Sick Neighborhoods Create Barriers to Health for Men of Color

Exploring community wellness as a collective whole, we see a grim prognosis emerging from the social systems surrounding Black and Latino men and boys.

By Michelle Chen Jul 22, 2010

Your neighborhood may be hazardous to your health. A new report by the California Endowment* looks at the intersection of gender, race and health from an unconventional angle: not in terms of "women’s issues" like reproductive health and prenatal care, but through the health gaps that men and boys face in communities of color. Exploring community wellness as a collective whole, we see a grim prognosis emerging from the social systems surrounding Black and Latino men and boys. According to one study cited in the report, segregation and poverty track poor children of color toward instability in adolescence: "the characteristics of high-poverty neighborhoods that negatively affect mental health include crowding, noise, indoor air quality and a dearth of outdoor space to play." Contrary to the standard "personal responsibility" rhetoric, the research points out the link between unhealthy environments and unhealthy behavior, such as poor eating habits driven by "fewer food choices and chronic stress" in segregated poor neighborhoods. Drawing on research by the RAND Corporation, the report suggests that the traumatic impacts of unhealthy urban environments are too often dismissed as crime or delinquency, and that conventional interventions may do more harm than good:

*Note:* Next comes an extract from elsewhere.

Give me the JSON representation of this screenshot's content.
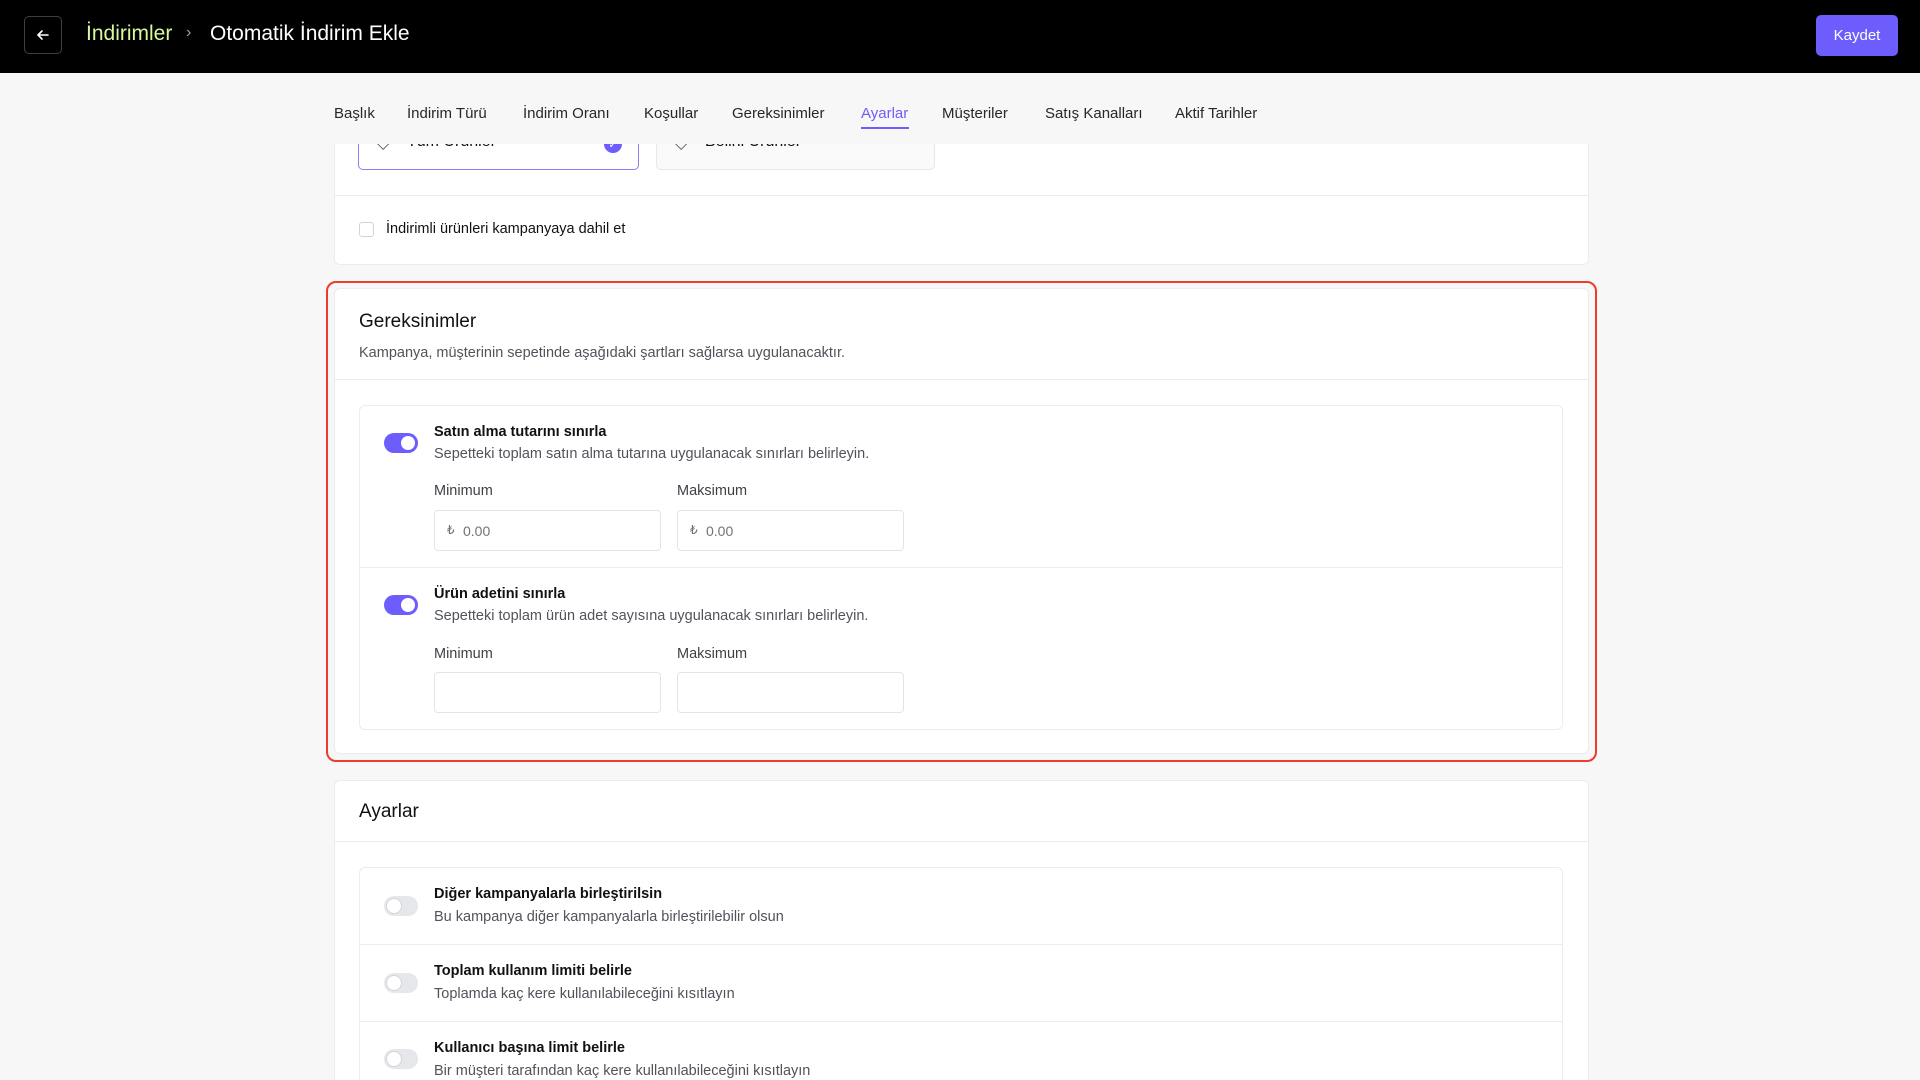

• Trauma is seldom explored by the array of systems – schools, juvenile justice, courts, health care, mental health – assigned to help boys and young men of color. • Those institutions often take a punitive rather than healing approach to these young men, interpreting their symptoms as a sign that they are delinquents or sociopaths rather than a sign of both physical and emotional traumatic injury.

Compared to their white peers, the risk of suffering post-traumatic stress disorder is four times higher for Latino male youth, 2.5 times higher for Black male youth. The most extreme health impact is death. "Young African-American men (15-24) have a homicide death rate at least 16 times greater than that of young white men. Latino young men have a homicide death rate five times greater than that of young white men." While the lack of insurance and community-based medical care are critical problems for Black and Latino youth, the California Endowment report calls for a more holistic remedy. Focusing on an often forgotten demographic–the needs of men and boys of color will probably always draw less political sympathy than maternal and infant health, despite the intimate link between the two–the report contends that public resources should me targeted to "Help communities link their strategies for improving health to complementary strategies to address jobs, housing, schools, and violence and crime." It’s too easy for policymakers to couch social problems as a terminal pathology of Black and Latino communities. Instead of portraying communities in crisis as inherently diseased, a healthier approach would deliver a more humane kind of intensive care. * California Endowment is a funder of the Applied Research Center Photo: Creative Commons/Adrian Miles